— DATA PROVIDED —
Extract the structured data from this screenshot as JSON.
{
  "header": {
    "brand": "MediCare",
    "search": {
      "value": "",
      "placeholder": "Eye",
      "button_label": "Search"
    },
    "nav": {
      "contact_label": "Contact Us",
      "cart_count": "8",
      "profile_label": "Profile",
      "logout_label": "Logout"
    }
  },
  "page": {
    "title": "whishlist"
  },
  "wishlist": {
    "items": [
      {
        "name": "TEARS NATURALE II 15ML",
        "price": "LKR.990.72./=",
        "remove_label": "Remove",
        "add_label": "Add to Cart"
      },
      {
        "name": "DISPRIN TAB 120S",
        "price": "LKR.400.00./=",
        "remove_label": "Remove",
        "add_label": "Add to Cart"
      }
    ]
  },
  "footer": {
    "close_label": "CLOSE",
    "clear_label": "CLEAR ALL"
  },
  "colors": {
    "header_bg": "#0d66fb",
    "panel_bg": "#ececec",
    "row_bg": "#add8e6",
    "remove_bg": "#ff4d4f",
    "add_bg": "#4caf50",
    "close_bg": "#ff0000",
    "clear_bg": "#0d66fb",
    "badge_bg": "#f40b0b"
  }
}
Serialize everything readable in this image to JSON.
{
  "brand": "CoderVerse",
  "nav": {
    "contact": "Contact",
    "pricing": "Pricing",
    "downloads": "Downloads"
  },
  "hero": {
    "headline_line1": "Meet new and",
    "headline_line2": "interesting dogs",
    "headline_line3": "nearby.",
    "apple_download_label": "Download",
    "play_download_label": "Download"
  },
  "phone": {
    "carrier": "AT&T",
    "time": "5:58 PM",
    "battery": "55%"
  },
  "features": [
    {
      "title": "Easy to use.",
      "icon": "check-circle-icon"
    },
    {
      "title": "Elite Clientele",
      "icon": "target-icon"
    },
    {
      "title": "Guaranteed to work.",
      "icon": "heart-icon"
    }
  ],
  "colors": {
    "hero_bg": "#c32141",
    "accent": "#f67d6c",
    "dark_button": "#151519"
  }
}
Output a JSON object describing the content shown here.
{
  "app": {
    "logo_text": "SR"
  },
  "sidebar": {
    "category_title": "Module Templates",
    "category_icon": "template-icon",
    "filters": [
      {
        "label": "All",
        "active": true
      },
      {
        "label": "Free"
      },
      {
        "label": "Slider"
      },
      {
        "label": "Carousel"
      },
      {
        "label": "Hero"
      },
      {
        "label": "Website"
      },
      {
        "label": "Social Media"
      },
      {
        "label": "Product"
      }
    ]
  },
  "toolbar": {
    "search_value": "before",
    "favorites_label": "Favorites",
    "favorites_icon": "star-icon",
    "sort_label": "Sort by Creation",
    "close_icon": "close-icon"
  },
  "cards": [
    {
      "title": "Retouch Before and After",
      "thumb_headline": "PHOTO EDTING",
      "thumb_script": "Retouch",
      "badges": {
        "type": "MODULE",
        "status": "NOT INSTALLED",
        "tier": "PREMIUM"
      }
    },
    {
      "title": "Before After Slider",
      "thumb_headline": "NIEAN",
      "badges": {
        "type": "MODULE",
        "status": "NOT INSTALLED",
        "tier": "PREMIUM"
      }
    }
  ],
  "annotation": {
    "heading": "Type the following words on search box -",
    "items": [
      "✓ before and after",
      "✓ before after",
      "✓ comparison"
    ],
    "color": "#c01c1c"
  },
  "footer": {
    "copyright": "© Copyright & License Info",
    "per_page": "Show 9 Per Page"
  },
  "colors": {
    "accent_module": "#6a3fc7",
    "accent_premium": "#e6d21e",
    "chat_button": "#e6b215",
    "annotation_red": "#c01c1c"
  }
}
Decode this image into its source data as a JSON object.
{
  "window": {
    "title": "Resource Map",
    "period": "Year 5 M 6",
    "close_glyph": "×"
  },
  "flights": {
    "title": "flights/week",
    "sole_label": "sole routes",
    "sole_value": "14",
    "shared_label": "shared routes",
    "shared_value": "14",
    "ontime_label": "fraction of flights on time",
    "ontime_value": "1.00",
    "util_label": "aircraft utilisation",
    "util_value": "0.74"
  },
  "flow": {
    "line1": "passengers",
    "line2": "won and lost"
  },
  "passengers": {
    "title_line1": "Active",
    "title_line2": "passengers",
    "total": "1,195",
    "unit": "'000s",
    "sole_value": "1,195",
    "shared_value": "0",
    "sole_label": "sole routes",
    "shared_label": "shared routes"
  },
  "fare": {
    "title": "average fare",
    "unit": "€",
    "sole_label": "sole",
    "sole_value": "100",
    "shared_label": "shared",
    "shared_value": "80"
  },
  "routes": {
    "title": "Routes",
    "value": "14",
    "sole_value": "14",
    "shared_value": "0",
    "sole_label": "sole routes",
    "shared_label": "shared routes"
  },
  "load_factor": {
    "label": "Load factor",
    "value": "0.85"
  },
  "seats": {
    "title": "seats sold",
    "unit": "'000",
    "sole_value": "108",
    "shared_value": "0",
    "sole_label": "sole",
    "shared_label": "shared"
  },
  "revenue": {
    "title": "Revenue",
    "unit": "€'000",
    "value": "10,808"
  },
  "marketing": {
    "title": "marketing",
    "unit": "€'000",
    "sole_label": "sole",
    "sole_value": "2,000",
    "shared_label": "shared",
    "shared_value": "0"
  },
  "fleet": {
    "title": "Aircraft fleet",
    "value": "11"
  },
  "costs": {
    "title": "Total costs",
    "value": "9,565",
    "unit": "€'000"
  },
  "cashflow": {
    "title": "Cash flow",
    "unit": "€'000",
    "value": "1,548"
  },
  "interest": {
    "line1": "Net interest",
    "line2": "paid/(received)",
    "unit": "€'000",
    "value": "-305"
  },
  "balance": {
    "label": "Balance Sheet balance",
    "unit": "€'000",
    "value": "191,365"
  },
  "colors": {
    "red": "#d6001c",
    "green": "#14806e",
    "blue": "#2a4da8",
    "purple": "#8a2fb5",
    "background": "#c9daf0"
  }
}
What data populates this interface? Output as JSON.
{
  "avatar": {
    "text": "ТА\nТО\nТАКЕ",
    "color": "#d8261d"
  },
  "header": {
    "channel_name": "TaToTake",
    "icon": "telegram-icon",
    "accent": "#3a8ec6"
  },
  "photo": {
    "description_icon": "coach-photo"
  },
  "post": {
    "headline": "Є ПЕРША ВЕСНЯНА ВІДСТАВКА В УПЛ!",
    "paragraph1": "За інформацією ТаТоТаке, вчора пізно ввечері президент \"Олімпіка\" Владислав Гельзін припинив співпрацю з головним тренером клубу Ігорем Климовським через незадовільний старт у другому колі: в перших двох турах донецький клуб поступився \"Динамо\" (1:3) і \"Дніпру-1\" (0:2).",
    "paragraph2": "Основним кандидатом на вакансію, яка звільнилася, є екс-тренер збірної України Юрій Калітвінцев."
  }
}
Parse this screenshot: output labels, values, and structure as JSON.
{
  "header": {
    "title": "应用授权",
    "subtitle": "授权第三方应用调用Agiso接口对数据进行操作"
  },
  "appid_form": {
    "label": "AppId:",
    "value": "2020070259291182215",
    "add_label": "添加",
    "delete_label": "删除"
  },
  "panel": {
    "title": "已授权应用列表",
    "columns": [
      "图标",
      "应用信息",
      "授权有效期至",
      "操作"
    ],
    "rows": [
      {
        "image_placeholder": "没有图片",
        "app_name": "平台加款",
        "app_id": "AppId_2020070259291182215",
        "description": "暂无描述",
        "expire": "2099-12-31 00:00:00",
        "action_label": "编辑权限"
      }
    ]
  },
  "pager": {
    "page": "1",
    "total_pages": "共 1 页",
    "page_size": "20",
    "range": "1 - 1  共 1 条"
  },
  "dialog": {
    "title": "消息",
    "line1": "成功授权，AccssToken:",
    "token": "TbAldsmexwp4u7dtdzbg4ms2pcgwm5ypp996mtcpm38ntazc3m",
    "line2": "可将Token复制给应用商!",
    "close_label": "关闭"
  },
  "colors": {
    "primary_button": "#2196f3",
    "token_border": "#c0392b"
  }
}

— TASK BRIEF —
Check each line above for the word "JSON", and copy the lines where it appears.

— ANSWER BELOW —
Extract the structured data from this screenshot as JSON.
Serialize everything readable in this image to JSON.
Output a JSON object describing the content shown here.
Decode this image into its source data as a JSON object.
What data populates this interface? Output as JSON.
Parse this screenshot: output labels, values, and structure as JSON.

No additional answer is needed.